— Record excerpts —
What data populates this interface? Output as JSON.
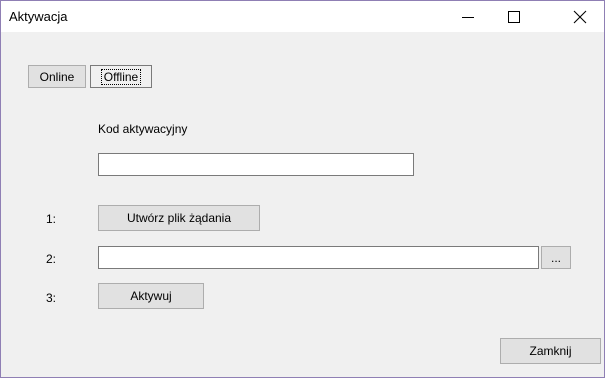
{
  "window": {
    "title": "Aktywacja",
    "controls": {
      "minimize": "—",
      "maximize": "☐",
      "close": "✕"
    }
  },
  "tabs": [
    {
      "label": "Online",
      "selected": false
    },
    {
      "label": "Offline",
      "selected": true
    }
  ],
  "form": {
    "code_label": "Kod aktywacyjny",
    "code_value": "",
    "steps": [
      {
        "number": "1:",
        "button_label": "Utwórz plik żądania"
      },
      {
        "number": "2:",
        "file_value": "",
        "browse_label": "..."
      },
      {
        "number": "3:",
        "button_label": "Aktywuj"
      }
    ]
  },
  "footer": {
    "close_label": "Zamknij"
  }
}
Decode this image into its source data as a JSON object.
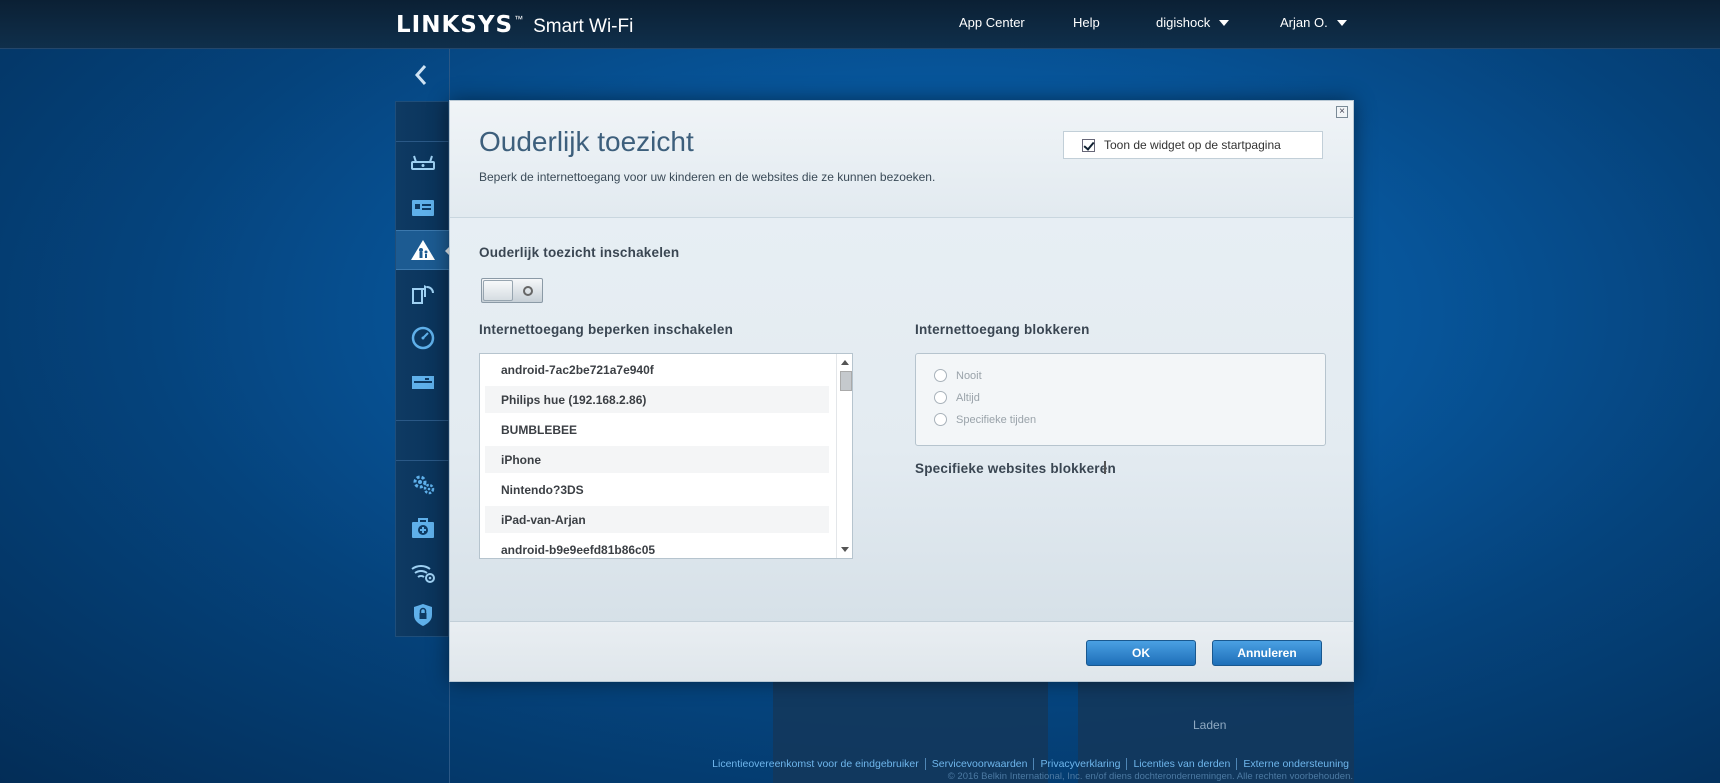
{
  "header": {
    "brand": "LINKSYS",
    "tm": "™",
    "product": "Smart Wi-Fi",
    "nav": {
      "app_center": "App Center",
      "help": "Help",
      "router": "digishock",
      "user": "Arjan O."
    }
  },
  "sidebar": {
    "icons": [
      "router-icon",
      "device-list-icon",
      "parental-controls-icon",
      "media-prioritization-icon",
      "speed-test-icon",
      "external-storage-icon",
      "connectivity-icon",
      "troubleshooting-icon",
      "wireless-icon",
      "security-icon"
    ],
    "active": "parental-controls-icon"
  },
  "background": {
    "tile_text": "Laden"
  },
  "modal": {
    "title": "Ouderlijk toezicht",
    "subtitle": "Beperk de internettoegang voor uw kinderen en de websites die ze kunnen bezoeken.",
    "widget_checkbox_label": "Toon de widget op de startpagina",
    "widget_checked": true,
    "enable_label": "Ouderlijk toezicht inschakelen",
    "enabled": false,
    "restrict_label": "Internettoegang beperken inschakelen",
    "devices": [
      "android-7ac2be721a7e940f",
      "Philips hue (192.168.2.86)",
      "BUMBLEBEE",
      "iPhone",
      "Nintendo?3DS",
      "iPad-van-Arjan",
      "android-b9e9eefd81b86c05"
    ],
    "block_label": "Internettoegang blokkeren",
    "block_options": [
      "Nooit",
      "Altijd",
      "Specifieke tijden"
    ],
    "websites_label": "Specifieke websites blokkeren",
    "ok_label": "OK",
    "cancel_label": "Annuleren",
    "close_glyph": "×"
  },
  "footer": {
    "links": [
      "Licentieovereenkomst voor de eindgebruiker",
      "Servicevoorwaarden",
      "Privacyverklaring",
      "Licenties van derden",
      "Externe ondersteuning"
    ],
    "copyright": "© 2016 Belkin International, Inc. en/of diens dochterondernemingen. Alle rechten voorbehouden."
  },
  "colors": {
    "accent": "#1e6fb8",
    "header_bg": "#0b2034",
    "background": "#07559a"
  }
}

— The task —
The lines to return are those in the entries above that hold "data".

— Answer to this problem —
What data populates this interface? Output as JSON.
Decode this image into its source data as a JSON object.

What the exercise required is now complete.